"'I'll look to like, if looking liking move: But no more deep will I endart mine eye/ Than your consent gives strength to make it fly.'" -William Shakespeare (who else?)

For some time now this sentence has bothered me; mainly this part: "if looking liking move"

Now is this a complete phrase, and if so what is its object and referent?

I know that one thing Shakespeare did in his writing was to omit words and phrases. In the phrase that I cited, did he leave out the coordinate conjunction ( if looking and liking move). If so, is it because that it is one of those many understood yet omitted elements i.e., I am faster than she (is fast)?

We need bread, milk, butter, eggs, cheese, ham. (asyndenton)
No. There is no missing conjunction.

There's a play on "look to", which means both "try to" and the literal "take a look at". There is also a typical poetic inversion of verb and object. Note also that in Shakespeare's day "if" used to take the subjunctive, so (uninverted) we have "if looking move liking" instead of the modern "if looking moves liking". The similarity of sound between "look" and "like" makes the passage an even greater delight!

"I'll look to like" = I will try to like you. (I think an alternate interpretation might be "I'll show I like you.")
"if looking" = if taking a look (at you)
"liking move" ("moves liking") = moves me to like (you).

(but I won't look any more deeply than you consent to)

I don't think I'm very far off, but consulting a scholar of Shakespeare wouldn't hurt.! Emotion: smile

After reading Mr. Micawber's response I got out my copy of the play, and I see that it is more like:
I will try to like him (Paris), if looking moves me to like him [not "you"!]. The "you" in the second part remains "you" because it refers to Lady Capulet, whom she is talking to.
No-- 'if looking moves liking', that is, if by looking at Paris, Juliet can be moved to like him (which of course she can't-- she is just waffling)

'I'll look to like' means I'll take a look and see if I like him. . . and then she modestly tells her mother she will look at him no more than her mother will permit her. (Lady Capulet has just asked Juliet, 'Speak briefly, can you like of Paris' love?' (Paris has already declared his love for Juliet.)

Durn, Jim-- you did it again!
Students: Are you brave enough to let our tutors analyse your pronunciation?
I didn't even realize you were on just now!
Actually YOU did it again -- gave a briefer answer that hit it on the head, while I did my usual blah-blah-blah!

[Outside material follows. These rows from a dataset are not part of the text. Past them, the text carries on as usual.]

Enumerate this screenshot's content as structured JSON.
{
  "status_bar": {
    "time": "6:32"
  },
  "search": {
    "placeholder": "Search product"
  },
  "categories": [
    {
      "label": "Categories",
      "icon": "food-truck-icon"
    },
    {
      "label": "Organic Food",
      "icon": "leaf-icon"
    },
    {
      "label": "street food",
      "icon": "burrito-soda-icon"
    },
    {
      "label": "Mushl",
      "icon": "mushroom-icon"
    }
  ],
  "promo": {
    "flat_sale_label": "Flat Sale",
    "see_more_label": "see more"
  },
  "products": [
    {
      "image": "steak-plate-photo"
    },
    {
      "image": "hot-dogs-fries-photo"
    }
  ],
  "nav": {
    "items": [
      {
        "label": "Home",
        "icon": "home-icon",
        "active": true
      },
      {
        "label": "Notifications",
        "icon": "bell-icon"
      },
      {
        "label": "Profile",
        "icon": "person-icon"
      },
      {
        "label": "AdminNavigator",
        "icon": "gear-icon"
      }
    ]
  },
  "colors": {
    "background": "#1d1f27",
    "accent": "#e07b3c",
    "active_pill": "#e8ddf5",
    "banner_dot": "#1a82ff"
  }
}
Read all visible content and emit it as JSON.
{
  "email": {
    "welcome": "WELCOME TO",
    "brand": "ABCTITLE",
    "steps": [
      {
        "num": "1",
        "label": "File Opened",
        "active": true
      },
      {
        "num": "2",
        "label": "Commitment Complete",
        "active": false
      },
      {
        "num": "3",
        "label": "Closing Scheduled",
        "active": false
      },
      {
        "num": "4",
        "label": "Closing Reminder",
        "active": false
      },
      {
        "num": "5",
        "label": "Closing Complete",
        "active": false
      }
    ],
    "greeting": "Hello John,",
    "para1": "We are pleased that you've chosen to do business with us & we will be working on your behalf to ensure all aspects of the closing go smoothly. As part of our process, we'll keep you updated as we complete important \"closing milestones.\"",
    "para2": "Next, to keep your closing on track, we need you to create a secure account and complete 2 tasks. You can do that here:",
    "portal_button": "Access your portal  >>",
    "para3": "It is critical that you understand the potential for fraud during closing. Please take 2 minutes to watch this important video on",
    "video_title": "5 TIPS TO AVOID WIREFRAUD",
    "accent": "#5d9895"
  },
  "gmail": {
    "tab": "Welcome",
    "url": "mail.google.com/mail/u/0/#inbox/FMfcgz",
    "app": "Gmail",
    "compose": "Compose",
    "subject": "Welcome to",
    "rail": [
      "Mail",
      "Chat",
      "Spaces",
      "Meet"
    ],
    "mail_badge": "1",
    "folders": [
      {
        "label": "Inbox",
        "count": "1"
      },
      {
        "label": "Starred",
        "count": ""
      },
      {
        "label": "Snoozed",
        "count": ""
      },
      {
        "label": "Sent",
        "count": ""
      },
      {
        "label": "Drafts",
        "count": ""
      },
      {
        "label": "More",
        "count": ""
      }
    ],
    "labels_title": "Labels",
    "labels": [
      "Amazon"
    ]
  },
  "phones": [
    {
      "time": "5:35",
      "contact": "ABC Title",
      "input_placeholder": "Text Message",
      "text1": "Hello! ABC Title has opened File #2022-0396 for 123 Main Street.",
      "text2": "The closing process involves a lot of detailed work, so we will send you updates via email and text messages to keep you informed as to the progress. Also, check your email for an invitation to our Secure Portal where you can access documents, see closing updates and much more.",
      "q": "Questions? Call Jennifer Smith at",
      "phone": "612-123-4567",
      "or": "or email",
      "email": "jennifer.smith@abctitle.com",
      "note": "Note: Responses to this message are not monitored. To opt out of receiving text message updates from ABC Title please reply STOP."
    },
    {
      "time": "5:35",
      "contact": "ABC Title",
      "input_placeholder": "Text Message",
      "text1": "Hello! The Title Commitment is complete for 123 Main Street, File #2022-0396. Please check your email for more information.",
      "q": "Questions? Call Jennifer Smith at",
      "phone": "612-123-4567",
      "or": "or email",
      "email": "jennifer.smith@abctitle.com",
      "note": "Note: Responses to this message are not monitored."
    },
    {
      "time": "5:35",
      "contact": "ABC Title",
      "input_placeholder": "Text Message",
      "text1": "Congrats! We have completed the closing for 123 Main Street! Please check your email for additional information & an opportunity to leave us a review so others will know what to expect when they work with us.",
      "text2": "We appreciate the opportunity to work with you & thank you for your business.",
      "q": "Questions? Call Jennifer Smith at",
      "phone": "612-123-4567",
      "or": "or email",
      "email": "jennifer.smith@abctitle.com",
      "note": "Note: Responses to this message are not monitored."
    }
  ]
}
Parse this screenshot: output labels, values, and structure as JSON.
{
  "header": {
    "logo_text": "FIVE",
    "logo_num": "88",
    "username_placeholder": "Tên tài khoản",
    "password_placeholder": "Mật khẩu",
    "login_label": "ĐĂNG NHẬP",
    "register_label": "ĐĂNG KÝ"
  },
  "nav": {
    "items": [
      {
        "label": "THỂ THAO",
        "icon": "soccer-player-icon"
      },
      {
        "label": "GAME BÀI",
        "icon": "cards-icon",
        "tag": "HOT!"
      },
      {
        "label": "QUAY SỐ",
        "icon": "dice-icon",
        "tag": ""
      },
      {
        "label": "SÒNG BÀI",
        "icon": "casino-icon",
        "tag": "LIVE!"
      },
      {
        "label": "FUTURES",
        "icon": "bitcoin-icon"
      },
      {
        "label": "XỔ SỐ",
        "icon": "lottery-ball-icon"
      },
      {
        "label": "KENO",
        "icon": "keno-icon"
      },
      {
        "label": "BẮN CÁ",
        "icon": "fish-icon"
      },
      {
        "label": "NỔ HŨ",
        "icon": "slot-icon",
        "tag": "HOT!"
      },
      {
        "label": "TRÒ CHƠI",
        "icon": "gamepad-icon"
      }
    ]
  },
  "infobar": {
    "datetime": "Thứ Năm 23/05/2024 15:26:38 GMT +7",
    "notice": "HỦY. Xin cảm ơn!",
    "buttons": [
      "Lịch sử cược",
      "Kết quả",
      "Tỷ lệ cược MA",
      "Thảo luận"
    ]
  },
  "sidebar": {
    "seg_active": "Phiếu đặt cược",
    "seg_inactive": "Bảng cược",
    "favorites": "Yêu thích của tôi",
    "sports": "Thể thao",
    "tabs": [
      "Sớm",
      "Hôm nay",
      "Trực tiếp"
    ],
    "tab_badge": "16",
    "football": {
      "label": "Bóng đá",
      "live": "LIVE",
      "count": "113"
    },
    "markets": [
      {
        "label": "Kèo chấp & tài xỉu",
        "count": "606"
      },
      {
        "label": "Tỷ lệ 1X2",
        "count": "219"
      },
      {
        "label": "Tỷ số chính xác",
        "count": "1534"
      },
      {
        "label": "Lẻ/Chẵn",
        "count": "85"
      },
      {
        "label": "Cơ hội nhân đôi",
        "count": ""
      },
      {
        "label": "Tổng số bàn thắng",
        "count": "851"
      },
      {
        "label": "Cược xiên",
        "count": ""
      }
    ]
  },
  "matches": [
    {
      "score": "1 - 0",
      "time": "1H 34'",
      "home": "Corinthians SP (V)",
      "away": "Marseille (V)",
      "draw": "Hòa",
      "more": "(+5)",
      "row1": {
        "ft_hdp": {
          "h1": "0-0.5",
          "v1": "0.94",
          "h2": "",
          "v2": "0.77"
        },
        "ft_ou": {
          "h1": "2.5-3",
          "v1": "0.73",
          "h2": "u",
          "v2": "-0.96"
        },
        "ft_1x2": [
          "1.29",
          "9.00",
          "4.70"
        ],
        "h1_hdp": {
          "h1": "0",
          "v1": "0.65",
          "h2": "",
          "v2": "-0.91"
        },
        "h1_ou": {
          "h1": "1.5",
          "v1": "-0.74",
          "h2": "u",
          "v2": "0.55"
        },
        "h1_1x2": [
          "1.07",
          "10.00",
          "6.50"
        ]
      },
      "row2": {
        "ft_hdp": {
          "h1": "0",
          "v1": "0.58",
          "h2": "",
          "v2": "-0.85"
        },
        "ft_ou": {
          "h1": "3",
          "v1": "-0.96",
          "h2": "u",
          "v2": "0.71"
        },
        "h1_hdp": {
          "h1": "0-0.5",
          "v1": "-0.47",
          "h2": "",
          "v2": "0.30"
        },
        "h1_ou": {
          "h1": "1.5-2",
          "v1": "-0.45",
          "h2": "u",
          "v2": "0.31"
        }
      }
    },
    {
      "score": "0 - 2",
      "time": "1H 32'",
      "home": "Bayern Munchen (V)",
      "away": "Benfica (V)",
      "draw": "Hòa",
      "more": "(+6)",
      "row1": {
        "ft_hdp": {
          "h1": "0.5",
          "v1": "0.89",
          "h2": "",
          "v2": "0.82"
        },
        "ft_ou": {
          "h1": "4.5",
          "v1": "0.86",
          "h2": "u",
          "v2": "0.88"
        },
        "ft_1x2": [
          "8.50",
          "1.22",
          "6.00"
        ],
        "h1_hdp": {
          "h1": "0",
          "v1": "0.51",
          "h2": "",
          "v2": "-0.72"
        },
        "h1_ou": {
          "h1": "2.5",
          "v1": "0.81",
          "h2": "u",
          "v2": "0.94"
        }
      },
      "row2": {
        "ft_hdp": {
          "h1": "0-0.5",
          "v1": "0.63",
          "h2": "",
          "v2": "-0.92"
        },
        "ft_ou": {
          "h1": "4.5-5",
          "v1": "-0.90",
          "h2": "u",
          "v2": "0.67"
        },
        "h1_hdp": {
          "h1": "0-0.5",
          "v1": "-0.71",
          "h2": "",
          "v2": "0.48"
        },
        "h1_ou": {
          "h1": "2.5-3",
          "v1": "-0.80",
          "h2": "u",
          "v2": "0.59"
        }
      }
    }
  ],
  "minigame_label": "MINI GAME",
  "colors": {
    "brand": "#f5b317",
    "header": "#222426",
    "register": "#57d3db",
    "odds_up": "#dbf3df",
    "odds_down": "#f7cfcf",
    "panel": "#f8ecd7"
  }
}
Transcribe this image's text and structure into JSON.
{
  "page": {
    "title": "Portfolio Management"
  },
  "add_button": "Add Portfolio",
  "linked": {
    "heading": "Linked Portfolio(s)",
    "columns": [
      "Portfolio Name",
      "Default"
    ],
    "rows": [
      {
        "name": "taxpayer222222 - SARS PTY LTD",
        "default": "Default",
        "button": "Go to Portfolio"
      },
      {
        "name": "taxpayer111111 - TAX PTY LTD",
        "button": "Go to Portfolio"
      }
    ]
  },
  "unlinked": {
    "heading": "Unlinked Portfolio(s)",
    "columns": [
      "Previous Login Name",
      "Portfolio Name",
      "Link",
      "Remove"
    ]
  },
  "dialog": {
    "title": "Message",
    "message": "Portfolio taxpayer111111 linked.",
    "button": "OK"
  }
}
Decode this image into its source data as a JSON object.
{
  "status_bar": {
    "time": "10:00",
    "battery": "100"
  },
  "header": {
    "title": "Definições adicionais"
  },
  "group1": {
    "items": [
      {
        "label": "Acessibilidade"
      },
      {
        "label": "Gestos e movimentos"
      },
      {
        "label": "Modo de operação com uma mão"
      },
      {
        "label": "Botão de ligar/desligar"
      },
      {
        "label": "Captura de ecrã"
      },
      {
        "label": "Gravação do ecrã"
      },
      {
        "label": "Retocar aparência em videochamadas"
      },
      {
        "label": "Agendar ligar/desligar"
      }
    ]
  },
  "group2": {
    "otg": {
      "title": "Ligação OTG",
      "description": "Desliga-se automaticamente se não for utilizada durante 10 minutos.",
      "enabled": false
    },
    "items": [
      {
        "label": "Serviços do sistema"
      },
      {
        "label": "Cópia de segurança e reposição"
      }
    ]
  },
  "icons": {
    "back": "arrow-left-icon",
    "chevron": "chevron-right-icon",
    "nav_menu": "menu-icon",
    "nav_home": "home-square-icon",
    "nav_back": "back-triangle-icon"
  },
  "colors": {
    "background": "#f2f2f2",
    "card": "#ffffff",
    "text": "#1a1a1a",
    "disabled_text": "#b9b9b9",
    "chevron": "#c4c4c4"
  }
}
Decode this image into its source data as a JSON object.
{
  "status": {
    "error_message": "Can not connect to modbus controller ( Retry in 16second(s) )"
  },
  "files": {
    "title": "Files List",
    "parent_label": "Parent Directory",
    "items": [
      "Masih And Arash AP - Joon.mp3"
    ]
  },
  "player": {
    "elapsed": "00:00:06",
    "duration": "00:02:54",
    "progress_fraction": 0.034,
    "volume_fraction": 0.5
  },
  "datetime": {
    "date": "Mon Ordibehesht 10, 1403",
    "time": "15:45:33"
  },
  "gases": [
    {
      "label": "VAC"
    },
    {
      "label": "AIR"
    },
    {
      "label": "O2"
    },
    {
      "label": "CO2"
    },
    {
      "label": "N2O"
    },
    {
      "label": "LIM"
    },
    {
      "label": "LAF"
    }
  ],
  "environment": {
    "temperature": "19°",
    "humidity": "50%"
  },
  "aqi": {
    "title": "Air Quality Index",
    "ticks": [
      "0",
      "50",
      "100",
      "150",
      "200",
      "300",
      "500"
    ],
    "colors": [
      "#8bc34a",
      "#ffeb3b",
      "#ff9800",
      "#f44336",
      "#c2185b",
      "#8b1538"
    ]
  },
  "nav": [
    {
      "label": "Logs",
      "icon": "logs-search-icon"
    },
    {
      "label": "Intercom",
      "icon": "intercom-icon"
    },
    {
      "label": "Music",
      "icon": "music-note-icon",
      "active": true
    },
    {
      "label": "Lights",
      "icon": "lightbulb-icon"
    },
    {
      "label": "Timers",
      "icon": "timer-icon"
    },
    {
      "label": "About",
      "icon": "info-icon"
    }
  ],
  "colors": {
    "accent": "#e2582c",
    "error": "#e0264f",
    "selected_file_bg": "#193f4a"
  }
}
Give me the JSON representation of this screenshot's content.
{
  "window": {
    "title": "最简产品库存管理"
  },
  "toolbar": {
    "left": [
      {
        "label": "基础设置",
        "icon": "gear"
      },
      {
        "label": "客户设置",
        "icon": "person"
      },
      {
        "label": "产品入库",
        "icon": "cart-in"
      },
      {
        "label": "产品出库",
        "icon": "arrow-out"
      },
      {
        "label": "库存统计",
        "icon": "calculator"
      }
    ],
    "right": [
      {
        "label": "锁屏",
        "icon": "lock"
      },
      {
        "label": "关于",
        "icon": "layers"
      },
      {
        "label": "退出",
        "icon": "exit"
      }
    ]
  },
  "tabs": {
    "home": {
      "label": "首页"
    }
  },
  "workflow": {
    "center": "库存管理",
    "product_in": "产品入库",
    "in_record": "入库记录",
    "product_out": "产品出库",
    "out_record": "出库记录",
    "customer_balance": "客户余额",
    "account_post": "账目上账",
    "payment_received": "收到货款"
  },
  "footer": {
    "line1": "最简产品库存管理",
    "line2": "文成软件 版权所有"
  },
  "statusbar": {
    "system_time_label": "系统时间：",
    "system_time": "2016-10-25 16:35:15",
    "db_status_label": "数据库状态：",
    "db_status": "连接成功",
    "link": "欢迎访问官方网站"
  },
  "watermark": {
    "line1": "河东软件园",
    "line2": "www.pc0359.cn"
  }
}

Take care!
Students: We have free audio pronunciation exercises.
Thank you very much for your replies.